MATERIAL SHOWN ->
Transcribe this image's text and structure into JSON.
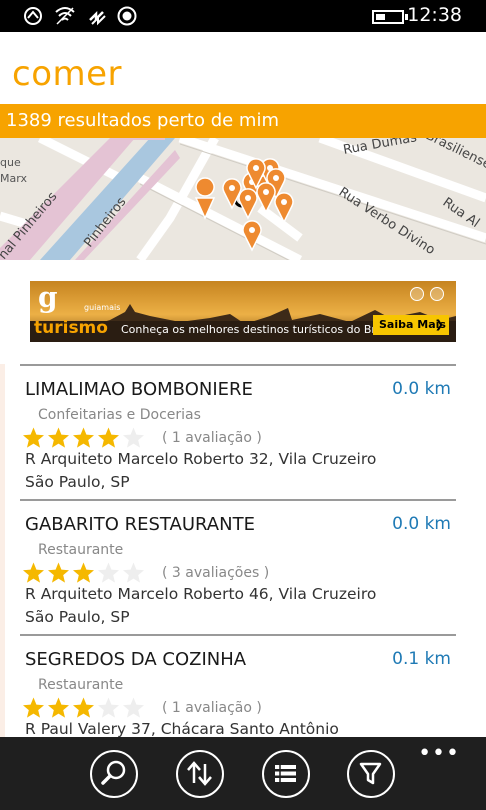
{
  "status_bar": {
    "time": "12:38",
    "icons": [
      "nfc-icon",
      "wifi-icon",
      "sync-icon",
      "location-icon",
      "battery-icon"
    ]
  },
  "app": {
    "title": "comer",
    "results_text": "1389 resultados perto de mim"
  },
  "map": {
    "labels": [
      "que",
      "Marx",
      "Pinheiros",
      "nal Pinheiros",
      "Rua Verbo Divino",
      "Rua Dumas",
      "Brasiliense",
      "Rua Al"
    ]
  },
  "ad": {
    "logo_g": "g",
    "logo_small": "guiamais",
    "logo_main": "turismo",
    "text": "Conheça os melhores destinos turísticos do Brasil.",
    "button": "Saiba Mais"
  },
  "results": [
    {
      "name": "LIMALIMAO BOMBONIERE",
      "distance": "0.0 km",
      "category": "Confeitarias e Docerias",
      "rating": 4,
      "reviews": "( 1 avaliação )",
      "address1": "R Arquiteto Marcelo Roberto 32, Vila Cruzeiro",
      "address2": "São Paulo, SP"
    },
    {
      "name": "GABARITO RESTAURANTE",
      "distance": "0.0 km",
      "category": "Restaurante",
      "rating": 3,
      "reviews": "( 3 avaliações )",
      "address1": "R Arquiteto Marcelo Roberto 46, Vila Cruzeiro",
      "address2": "São Paulo, SP"
    },
    {
      "name": "SEGREDOS DA COZINHA",
      "distance": "0.1 km",
      "category": "Restaurante",
      "rating": 3,
      "reviews": "( 1 avaliação )",
      "address1": "R Paul Valery 37, Chácara Santo Antônio",
      "address2": ""
    }
  ],
  "appbar": {
    "buttons": [
      "search-icon",
      "sort-icon",
      "list-icon",
      "filter-icon"
    ],
    "more": "•••"
  },
  "colors": {
    "accent": "#f7a300",
    "distance": "#1f7ab5",
    "star_on": "#f5b800",
    "star_off": "#eeeeee"
  }
}
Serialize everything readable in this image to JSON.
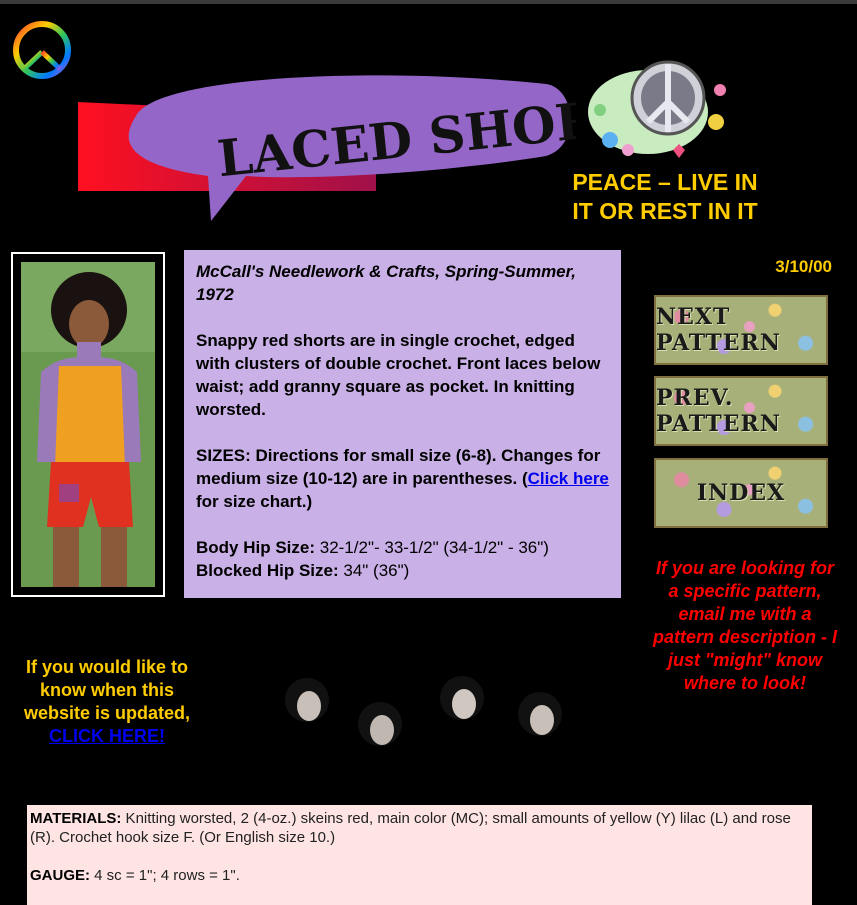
{
  "banner": {
    "title": "LACED SHORTS"
  },
  "motto": {
    "line1": "PEACE – LIVE IN",
    "line2": "IT OR REST IN IT"
  },
  "date": "3/10/00",
  "description": {
    "source": "McCall's Needlework & Crafts, Spring-Summer, 1972",
    "body": "Snappy red shorts are in single crochet, edged with clusters of double crochet. Front laces below waist; add granny square as pocket. In knitting worsted.",
    "sizes_label": "SIZES:",
    "sizes_text_1": " Directions for small size (6-8). Changes for medium size (10-12) are in parentheses. (",
    "size_chart_link": "Click here",
    "sizes_text_2": " for size chart.)",
    "body_hip_label": "Body Hip Size:",
    "body_hip_value": " 32-1/2\"- 33-1/2\" (34-1/2\" - 36\")",
    "blocked_hip_label": " Blocked Hip Size:",
    "blocked_hip_value": " 34\" (36\")"
  },
  "nav": {
    "next": "NEXT PATTERN",
    "prev": "PREV. PATTERN",
    "index": "INDEX"
  },
  "looking_text": "If you are looking for a specific pattern, email me with a pattern description - I just \"might\" know where to look!",
  "update": {
    "text": "If you would like to know when this website is updated,",
    "link": "CLICK HERE!"
  },
  "materials": {
    "label": "MATERIALS:",
    "text": " Knitting worsted, 2 (4-oz.) skeins red, main color (MC); small amounts of yellow (Y) lilac (L) and rose (R). Crochet hook size F. (Or English size 10.)"
  },
  "gauge": {
    "label": "GAUGE:",
    "text": " 4 sc = 1\"; 4 rows = 1\"."
  },
  "colors": {
    "background": "#000000",
    "motto": "#ffcc00",
    "description_bg": "#c9b0e6",
    "looking_text": "#ff0000",
    "materials_bg": "#ffe4e4",
    "link": "#0000ee"
  },
  "icons": [
    "peace-sign-icon",
    "peace-flowers-graphic",
    "beatles-faces-graphic"
  ]
}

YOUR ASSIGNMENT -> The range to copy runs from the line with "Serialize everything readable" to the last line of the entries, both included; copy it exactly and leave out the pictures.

RESPONSE TO THIS TASK ->
Serialize everything readable in this image to JSON.
{
  "banner": {
    "title": "LACED SHORTS"
  },
  "motto": {
    "line1": "PEACE – LIVE IN",
    "line2": "IT OR REST IN IT"
  },
  "date": "3/10/00",
  "description": {
    "source": "McCall's Needlework & Crafts, Spring-Summer, 1972",
    "body": "Snappy red shorts are in single crochet, edged with clusters of double crochet. Front laces below waist; add granny square as pocket. In knitting worsted.",
    "sizes_label": "SIZES:",
    "sizes_text_1": " Directions for small size (6-8). Changes for medium size (10-12) are in parentheses. (",
    "size_chart_link": "Click here",
    "sizes_text_2": " for size chart.)",
    "body_hip_label": "Body Hip Size:",
    "body_hip_value": " 32-1/2\"- 33-1/2\" (34-1/2\" - 36\")",
    "blocked_hip_label": " Blocked Hip Size:",
    "blocked_hip_value": " 34\" (36\")"
  },
  "nav": {
    "next": "NEXT PATTERN",
    "prev": "PREV. PATTERN",
    "index": "INDEX"
  },
  "looking_text": "If you are looking for a specific pattern, email me with a pattern description - I just \"might\" know where to look!",
  "update": {
    "text": "If you would like to know when this website is updated,",
    "link": "CLICK HERE!"
  },
  "materials": {
    "label": "MATERIALS:",
    "text": " Knitting worsted, 2 (4-oz.) skeins red, main color (MC); small amounts of yellow (Y) lilac (L) and rose (R). Crochet hook size F. (Or English size 10.)"
  },
  "gauge": {
    "label": "GAUGE:",
    "text": " 4 sc = 1\"; 4 rows = 1\"."
  },
  "colors": {
    "background": "#000000",
    "motto": "#ffcc00",
    "description_bg": "#c9b0e6",
    "looking_text": "#ff0000",
    "materials_bg": "#ffe4e4",
    "link": "#0000ee"
  },
  "icons": [
    "peace-sign-icon",
    "peace-flowers-graphic",
    "beatles-faces-graphic"
  ]
}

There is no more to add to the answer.